- A family with a 10-month-old and a three-year-old in group care could save as much as $11,940 more per year, in addition to the $5,400 per year they are already saving.
- A family with a two-year-old and a four-year-old receiving family care would see up to $10,080 more in savings each year, in addition to the $3,120 per year they are already saving.
Previous savings were introduced in 2018 and participating child care providers are already passing on these savings of up to $350 a month per child to families.
“I’ve had my child at Cascade Heights YMCA since they opened,” said Tania Cubells, a parent benefiting from cuts to child care fees. “I’m very happy and lucky that my daughter is in a high-quality care centre and appreciate the government working with it to lower the fees. This will have a big impact on my family. With the extra savings, we will pay off our debts faster, have extra recreational activities for the kids and save for their post-secondary education.”
In addition to these fee reductions, the Province has been making further progress toward all families being able to access affordable child care by introducing the Affordable Child Care Benefit and by transforming child care centres into $10 a Day ChildCareBC sites. By the end of 2022, there will be 12,500 of these low-cost, high-quality $10 a Day child care spaces throughout B.C.
“For too long, child care wasn’t treated like a necessity, and it was gated behind rising fees that shut out many families,” said Jennifer Whiteside, B.C.’s Minister of Education and Child Care. “We are working hard to change that, and these new savings are a significant step toward our goal of $10-a-day child care for all parents. These savings are about helping families to get ahead and ensuring families are supported to pursue opportunities.”
To support families in accessing high-quality, licensed care, the provincial government, with support from the federal government, has also funded more than 30,500 new licensed child care spaces since the launch of ChildCareBC in 2018, while improving training opportunities and wages for the early childhood educators needed to deliver this service.
For more information on the Child Care Fee Reduction Initiative, including participating providers, visit: www.gov.bc.ca/savemoney-childcare
For more information on ChildCareBC, visit: www.gov.bc.ca/childcare
Toward $10-a-day: www.canada.ca/child-care

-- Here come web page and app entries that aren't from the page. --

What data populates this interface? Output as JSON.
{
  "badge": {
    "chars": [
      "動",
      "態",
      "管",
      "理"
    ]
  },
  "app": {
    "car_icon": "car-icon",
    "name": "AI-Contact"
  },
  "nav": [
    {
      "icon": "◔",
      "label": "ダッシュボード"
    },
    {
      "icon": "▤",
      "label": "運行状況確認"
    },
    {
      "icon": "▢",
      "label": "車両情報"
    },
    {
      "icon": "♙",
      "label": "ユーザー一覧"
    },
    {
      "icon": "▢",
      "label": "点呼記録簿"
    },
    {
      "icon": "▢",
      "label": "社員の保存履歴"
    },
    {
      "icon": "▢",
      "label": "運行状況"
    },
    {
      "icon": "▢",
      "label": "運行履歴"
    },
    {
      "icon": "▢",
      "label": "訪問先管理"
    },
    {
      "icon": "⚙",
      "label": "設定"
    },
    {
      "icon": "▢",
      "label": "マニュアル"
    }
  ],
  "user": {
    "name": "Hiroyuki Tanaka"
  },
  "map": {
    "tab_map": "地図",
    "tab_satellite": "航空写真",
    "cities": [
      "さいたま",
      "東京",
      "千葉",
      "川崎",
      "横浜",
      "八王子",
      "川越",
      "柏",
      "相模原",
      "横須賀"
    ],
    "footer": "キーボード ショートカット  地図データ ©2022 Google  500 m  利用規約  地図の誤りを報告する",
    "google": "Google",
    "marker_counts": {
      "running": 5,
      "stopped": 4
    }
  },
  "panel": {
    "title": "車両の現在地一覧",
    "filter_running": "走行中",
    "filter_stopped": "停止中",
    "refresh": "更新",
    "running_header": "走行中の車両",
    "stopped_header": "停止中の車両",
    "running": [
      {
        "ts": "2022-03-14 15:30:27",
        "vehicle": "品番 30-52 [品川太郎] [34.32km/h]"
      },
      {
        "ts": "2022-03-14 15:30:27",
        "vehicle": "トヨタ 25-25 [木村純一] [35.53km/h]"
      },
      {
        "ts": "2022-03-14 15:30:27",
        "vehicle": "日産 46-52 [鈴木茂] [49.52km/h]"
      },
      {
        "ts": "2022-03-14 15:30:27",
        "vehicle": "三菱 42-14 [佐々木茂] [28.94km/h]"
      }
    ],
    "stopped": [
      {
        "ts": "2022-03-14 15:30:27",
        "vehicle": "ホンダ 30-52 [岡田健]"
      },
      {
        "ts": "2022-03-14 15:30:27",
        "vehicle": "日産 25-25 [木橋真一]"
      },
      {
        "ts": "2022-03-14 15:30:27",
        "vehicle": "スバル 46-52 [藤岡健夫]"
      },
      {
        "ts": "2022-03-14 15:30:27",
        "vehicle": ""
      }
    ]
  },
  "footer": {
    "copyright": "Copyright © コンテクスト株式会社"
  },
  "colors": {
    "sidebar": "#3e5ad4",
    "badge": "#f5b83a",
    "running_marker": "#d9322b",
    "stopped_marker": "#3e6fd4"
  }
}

For more information on $10 a Day ChildCareBC sites and spaces, visit: www.gov.bc.ca/childcare10aDaysites
A backgrounder follows.
Facts about funding for child care
- A 3% maximum fee increase will also be introduced to child care providers receiving increased operating funding and funding to lower fees, which strikes a balance between providing relief to parents while acknowledging that, over time, child care providers may need to cover increasing costs.
- In December 2022, through the expanded fee reductions and $10 a Day ChildCareBC Centres, more than 20,000 child care spaces will cost $10 a day or less for B.C. families.
- So far in 2022-23, about 32,000 children received support through the Province’s Affordable Child Care Benefit each month.
- Parents making less than $45,000 can receive maximum funding.
- Parents making as much as $111,000 can receive partial funding.
- The Government of Canada made a transformative investment to build a Canada-wide Early Learning and Child Care system in partnership with provincial, territorial and Indigenous partners.
- This includes a historic federal investment of $3.2 billion for British Columbia.
- Through the Canada-wide plan, British Columbia has committed to working with the Government of Canada toward a provincewide average of $10-a-day child care for children, kindergarten age and younger.
- In 2020, the Board of Education of School District 41 (Burnaby) received $1.722 million through the Province’s New Spaces Fund to create 67 new child care spaces at Cascade Heights YMCA Child Care centre.